Records shown below:

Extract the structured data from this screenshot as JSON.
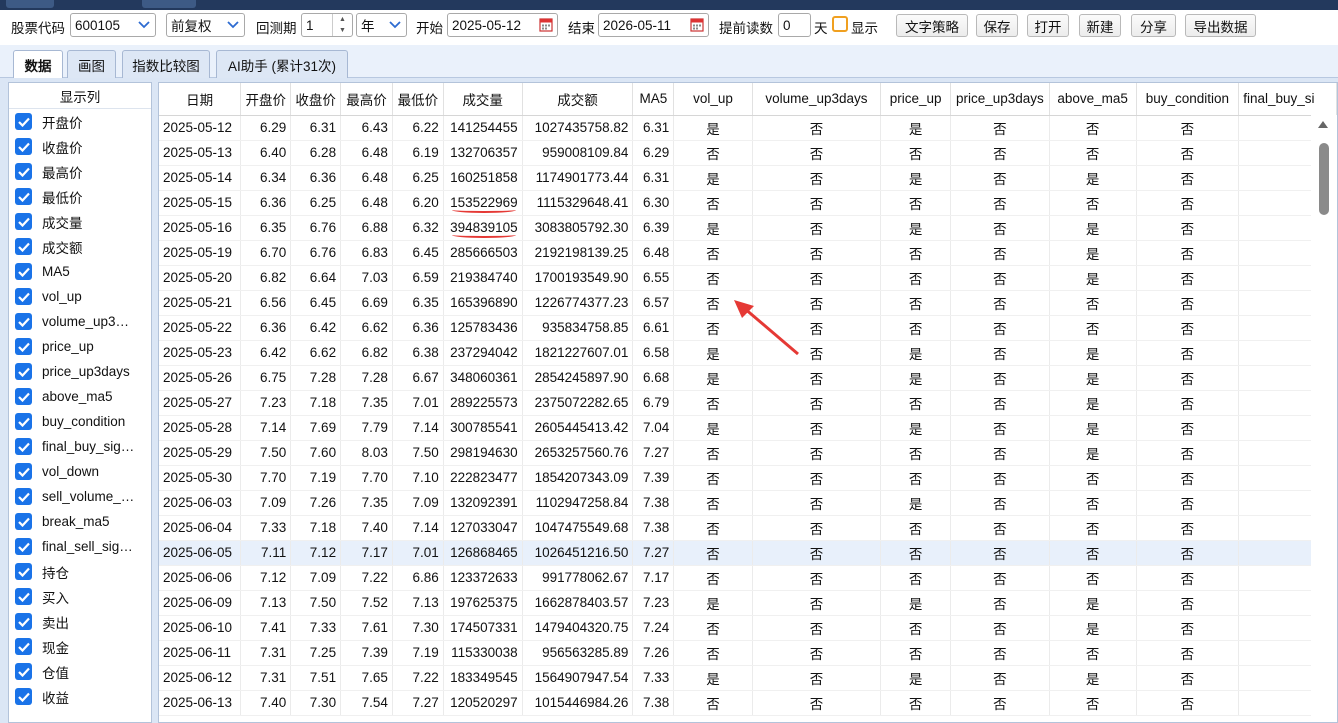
{
  "toolbar": {
    "stock_code_label": "股票代码",
    "stock_code_value": "600105",
    "adjust_value": "前复权",
    "period_label": "回测期",
    "period_num": "1",
    "period_unit": "年",
    "start_label": "开始",
    "start_date": "2025-05-12",
    "end_label": "结束",
    "end_date": "2026-05-11",
    "preread_label": "提前读数",
    "preread_value": "0",
    "day_label": "天",
    "show_label": "显示",
    "buttons": [
      "文字策略",
      "保存",
      "打开",
      "新建",
      "分享",
      "导出数据"
    ]
  },
  "tabs": [
    "数据",
    "画图",
    "指数比较图",
    "AI助手 (累计31次)"
  ],
  "sidebar": {
    "header": "显示列",
    "items": [
      "开盘价",
      "收盘价",
      "最高价",
      "最低价",
      "成交量",
      "成交额",
      "MA5",
      "vol_up",
      "volume_up3…",
      "price_up",
      "price_up3days",
      "above_ma5",
      "buy_condition",
      "final_buy_sig…",
      "vol_down",
      "sell_volume_…",
      "break_ma5",
      "final_sell_sig…",
      "持仓",
      "买入",
      "卖出",
      "现金",
      "仓值",
      "收益"
    ]
  },
  "table": {
    "headers": [
      "日期",
      "开盘价",
      "收盘价",
      "最高价",
      "最低价",
      "成交量",
      "成交额",
      "MA5",
      "vol_up",
      "volume_up3days",
      "price_up",
      "price_up3days",
      "above_ma5",
      "buy_condition",
      "final_buy_si"
    ],
    "rows": [
      [
        "2025-05-12",
        "6.29",
        "6.31",
        "6.43",
        "6.22",
        "141254455",
        "1027435758.82",
        "6.31",
        "是",
        "否",
        "是",
        "否",
        "否",
        "否"
      ],
      [
        "2025-05-13",
        "6.40",
        "6.28",
        "6.48",
        "6.19",
        "132706357",
        "959008109.84",
        "6.29",
        "否",
        "否",
        "否",
        "否",
        "否",
        "否"
      ],
      [
        "2025-05-14",
        "6.34",
        "6.36",
        "6.48",
        "6.25",
        "160251858",
        "1174901773.44",
        "6.31",
        "是",
        "否",
        "是",
        "否",
        "是",
        "否"
      ],
      [
        "2025-05-15",
        "6.36",
        "6.25",
        "6.48",
        "6.20",
        "153522969",
        "1115329648.41",
        "6.30",
        "否",
        "否",
        "否",
        "否",
        "否",
        "否"
      ],
      [
        "2025-05-16",
        "6.35",
        "6.76",
        "6.88",
        "6.32",
        "394839105",
        "3083805792.30",
        "6.39",
        "是",
        "否",
        "是",
        "否",
        "是",
        "否"
      ],
      [
        "2025-05-19",
        "6.70",
        "6.76",
        "6.83",
        "6.45",
        "285666503",
        "2192198139.25",
        "6.48",
        "否",
        "否",
        "否",
        "否",
        "是",
        "否"
      ],
      [
        "2025-05-20",
        "6.82",
        "6.64",
        "7.03",
        "6.59",
        "219384740",
        "1700193549.90",
        "6.55",
        "否",
        "否",
        "否",
        "否",
        "是",
        "否"
      ],
      [
        "2025-05-21",
        "6.56",
        "6.45",
        "6.69",
        "6.35",
        "165396890",
        "1226774377.23",
        "6.57",
        "否",
        "否",
        "否",
        "否",
        "否",
        "否"
      ],
      [
        "2025-05-22",
        "6.36",
        "6.42",
        "6.62",
        "6.36",
        "125783436",
        "935834758.85",
        "6.61",
        "否",
        "否",
        "否",
        "否",
        "否",
        "否"
      ],
      [
        "2025-05-23",
        "6.42",
        "6.62",
        "6.82",
        "6.38",
        "237294042",
        "1821227607.01",
        "6.58",
        "是",
        "否",
        "是",
        "否",
        "是",
        "否"
      ],
      [
        "2025-05-26",
        "6.75",
        "7.28",
        "7.28",
        "6.67",
        "348060361",
        "2854245897.90",
        "6.68",
        "是",
        "否",
        "是",
        "否",
        "是",
        "否"
      ],
      [
        "2025-05-27",
        "7.23",
        "7.18",
        "7.35",
        "7.01",
        "289225573",
        "2375072282.65",
        "6.79",
        "否",
        "否",
        "否",
        "否",
        "是",
        "否"
      ],
      [
        "2025-05-28",
        "7.14",
        "7.69",
        "7.79",
        "7.14",
        "300785541",
        "2605445413.42",
        "7.04",
        "是",
        "否",
        "是",
        "否",
        "是",
        "否"
      ],
      [
        "2025-05-29",
        "7.50",
        "7.60",
        "8.03",
        "7.50",
        "298194630",
        "2653257560.76",
        "7.27",
        "否",
        "否",
        "否",
        "否",
        "是",
        "否"
      ],
      [
        "2025-05-30",
        "7.70",
        "7.19",
        "7.70",
        "7.10",
        "222823477",
        "1854207343.09",
        "7.39",
        "否",
        "否",
        "否",
        "否",
        "否",
        "否"
      ],
      [
        "2025-06-03",
        "7.09",
        "7.26",
        "7.35",
        "7.09",
        "132092391",
        "1102947258.84",
        "7.38",
        "否",
        "否",
        "是",
        "否",
        "否",
        "否"
      ],
      [
        "2025-06-04",
        "7.33",
        "7.18",
        "7.40",
        "7.14",
        "127033047",
        "1047475549.68",
        "7.38",
        "否",
        "否",
        "否",
        "否",
        "否",
        "否"
      ],
      [
        "2025-06-05",
        "7.11",
        "7.12",
        "7.17",
        "7.01",
        "126868465",
        "1026451216.50",
        "7.27",
        "否",
        "否",
        "否",
        "否",
        "否",
        "否"
      ],
      [
        "2025-06-06",
        "7.12",
        "7.09",
        "7.22",
        "6.86",
        "123372633",
        "991778062.67",
        "7.17",
        "否",
        "否",
        "否",
        "否",
        "否",
        "否"
      ],
      [
        "2025-06-09",
        "7.13",
        "7.50",
        "7.52",
        "7.13",
        "197625375",
        "1662878403.57",
        "7.23",
        "是",
        "否",
        "是",
        "否",
        "是",
        "否"
      ],
      [
        "2025-06-10",
        "7.41",
        "7.33",
        "7.61",
        "7.30",
        "174507331",
        "1479404320.75",
        "7.24",
        "否",
        "否",
        "否",
        "否",
        "是",
        "否"
      ],
      [
        "2025-06-11",
        "7.31",
        "7.25",
        "7.39",
        "7.19",
        "115330038",
        "956563285.89",
        "7.26",
        "否",
        "否",
        "否",
        "否",
        "否",
        "否"
      ],
      [
        "2025-06-12",
        "7.31",
        "7.51",
        "7.65",
        "7.22",
        "183349545",
        "1564907947.54",
        "7.33",
        "是",
        "否",
        "是",
        "否",
        "是",
        "否"
      ],
      [
        "2025-06-13",
        "7.40",
        "7.30",
        "7.54",
        "7.27",
        "120520297",
        "1015446984.26",
        "7.38",
        "否",
        "否",
        "否",
        "否",
        "否",
        "否"
      ]
    ]
  },
  "colors": {
    "accent": "#1a73e8",
    "annotation": "#e53935",
    "panel_bg": "#dbe6f5",
    "top_bar": "#23395d"
  }
}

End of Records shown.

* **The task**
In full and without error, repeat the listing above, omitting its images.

* **Task result**
Extract the structured data from this screenshot as JSON.
{
  "toolbar": {
    "stock_code_label": "股票代码",
    "stock_code_value": "600105",
    "adjust_value": "前复权",
    "period_label": "回测期",
    "period_num": "1",
    "period_unit": "年",
    "start_label": "开始",
    "start_date": "2025-05-12",
    "end_label": "结束",
    "end_date": "2026-05-11",
    "preread_label": "提前读数",
    "preread_value": "0",
    "day_label": "天",
    "show_label": "显示",
    "buttons": [
      "文字策略",
      "保存",
      "打开",
      "新建",
      "分享",
      "导出数据"
    ]
  },
  "tabs": [
    "数据",
    "画图",
    "指数比较图",
    "AI助手 (累计31次)"
  ],
  "sidebar": {
    "header": "显示列",
    "items": [
      "开盘价",
      "收盘价",
      "最高价",
      "最低价",
      "成交量",
      "成交额",
      "MA5",
      "vol_up",
      "volume_up3…",
      "price_up",
      "price_up3days",
      "above_ma5",
      "buy_condition",
      "final_buy_sig…",
      "vol_down",
      "sell_volume_…",
      "break_ma5",
      "final_sell_sig…",
      "持仓",
      "买入",
      "卖出",
      "现金",
      "仓值",
      "收益"
    ]
  },
  "table": {
    "headers": [
      "日期",
      "开盘价",
      "收盘价",
      "最高价",
      "最低价",
      "成交量",
      "成交额",
      "MA5",
      "vol_up",
      "volume_up3days",
      "price_up",
      "price_up3days",
      "above_ma5",
      "buy_condition",
      "final_buy_si"
    ],
    "rows": [
      [
        "2025-05-12",
        "6.29",
        "6.31",
        "6.43",
        "6.22",
        "141254455",
        "1027435758.82",
        "6.31",
        "是",
        "否",
        "是",
        "否",
        "否",
        "否"
      ],
      [
        "2025-05-13",
        "6.40",
        "6.28",
        "6.48",
        "6.19",
        "132706357",
        "959008109.84",
        "6.29",
        "否",
        "否",
        "否",
        "否",
        "否",
        "否"
      ],
      [
        "2025-05-14",
        "6.34",
        "6.36",
        "6.48",
        "6.25",
        "160251858",
        "1174901773.44",
        "6.31",
        "是",
        "否",
        "是",
        "否",
        "是",
        "否"
      ],
      [
        "2025-05-15",
        "6.36",
        "6.25",
        "6.48",
        "6.20",
        "153522969",
        "1115329648.41",
        "6.30",
        "否",
        "否",
        "否",
        "否",
        "否",
        "否"
      ],
      [
        "2025-05-16",
        "6.35",
        "6.76",
        "6.88",
        "6.32",
        "394839105",
        "3083805792.30",
        "6.39",
        "是",
        "否",
        "是",
        "否",
        "是",
        "否"
      ],
      [
        "2025-05-19",
        "6.70",
        "6.76",
        "6.83",
        "6.45",
        "285666503",
        "2192198139.25",
        "6.48",
        "否",
        "否",
        "否",
        "否",
        "是",
        "否"
      ],
      [
        "2025-05-20",
        "6.82",
        "6.64",
        "7.03",
        "6.59",
        "219384740",
        "1700193549.90",
        "6.55",
        "否",
        "否",
        "否",
        "否",
        "是",
        "否"
      ],
      [
        "2025-05-21",
        "6.56",
        "6.45",
        "6.69",
        "6.35",
        "165396890",
        "1226774377.23",
        "6.57",
        "否",
        "否",
        "否",
        "否",
        "否",
        "否"
      ],
      [
        "2025-05-22",
        "6.36",
        "6.42",
        "6.62",
        "6.36",
        "125783436",
        "935834758.85",
        "6.61",
        "否",
        "否",
        "否",
        "否",
        "否",
        "否"
      ],
      [
        "2025-05-23",
        "6.42",
        "6.62",
        "6.82",
        "6.38",
        "237294042",
        "1821227607.01",
        "6.58",
        "是",
        "否",
        "是",
        "否",
        "是",
        "否"
      ],
      [
        "2025-05-26",
        "6.75",
        "7.28",
        "7.28",
        "6.67",
        "348060361",
        "2854245897.90",
        "6.68",
        "是",
        "否",
        "是",
        "否",
        "是",
        "否"
      ],
      [
        "2025-05-27",
        "7.23",
        "7.18",
        "7.35",
        "7.01",
        "289225573",
        "2375072282.65",
        "6.79",
        "否",
        "否",
        "否",
        "否",
        "是",
        "否"
      ],
      [
        "2025-05-28",
        "7.14",
        "7.69",
        "7.79",
        "7.14",
        "300785541",
        "2605445413.42",
        "7.04",
        "是",
        "否",
        "是",
        "否",
        "是",
        "否"
      ],
      [
        "2025-05-29",
        "7.50",
        "7.60",
        "8.03",
        "7.50",
        "298194630",
        "2653257560.76",
        "7.27",
        "否",
        "否",
        "否",
        "否",
        "是",
        "否"
      ],
      [
        "2025-05-30",
        "7.70",
        "7.19",
        "7.70",
        "7.10",
        "222823477",
        "1854207343.09",
        "7.39",
        "否",
        "否",
        "否",
        "否",
        "否",
        "否"
      ],
      [
        "2025-06-03",
        "7.09",
        "7.26",
        "7.35",
        "7.09",
        "132092391",
        "1102947258.84",
        "7.38",
        "否",
        "否",
        "是",
        "否",
        "否",
        "否"
      ],
      [
        "2025-06-04",
        "7.33",
        "7.18",
        "7.40",
        "7.14",
        "127033047",
        "1047475549.68",
        "7.38",
        "否",
        "否",
        "否",
        "否",
        "否",
        "否"
      ],
      [
        "2025-06-05",
        "7.11",
        "7.12",
        "7.17",
        "7.01",
        "126868465",
        "1026451216.50",
        "7.27",
        "否",
        "否",
        "否",
        "否",
        "否",
        "否"
      ],
      [
        "2025-06-06",
        "7.12",
        "7.09",
        "7.22",
        "6.86",
        "123372633",
        "991778062.67",
        "7.17",
        "否",
        "否",
        "否",
        "否",
        "否",
        "否"
      ],
      [
        "2025-06-09",
        "7.13",
        "7.50",
        "7.52",
        "7.13",
        "197625375",
        "1662878403.57",
        "7.23",
        "是",
        "否",
        "是",
        "否",
        "是",
        "否"
      ],
      [
        "2025-06-10",
        "7.41",
        "7.33",
        "7.61",
        "7.30",
        "174507331",
        "1479404320.75",
        "7.24",
        "否",
        "否",
        "否",
        "否",
        "是",
        "否"
      ],
      [
        "2025-06-11",
        "7.31",
        "7.25",
        "7.39",
        "7.19",
        "115330038",
        "956563285.89",
        "7.26",
        "否",
        "否",
        "否",
        "否",
        "否",
        "否"
      ],
      [
        "2025-06-12",
        "7.31",
        "7.51",
        "7.65",
        "7.22",
        "183349545",
        "1564907947.54",
        "7.33",
        "是",
        "否",
        "是",
        "否",
        "是",
        "否"
      ],
      [
        "2025-06-13",
        "7.40",
        "7.30",
        "7.54",
        "7.27",
        "120520297",
        "1015446984.26",
        "7.38",
        "否",
        "否",
        "否",
        "否",
        "否",
        "否"
      ]
    ]
  },
  "colors": {
    "accent": "#1a73e8",
    "annotation": "#e53935",
    "panel_bg": "#dbe6f5",
    "top_bar": "#23395d"
  }
}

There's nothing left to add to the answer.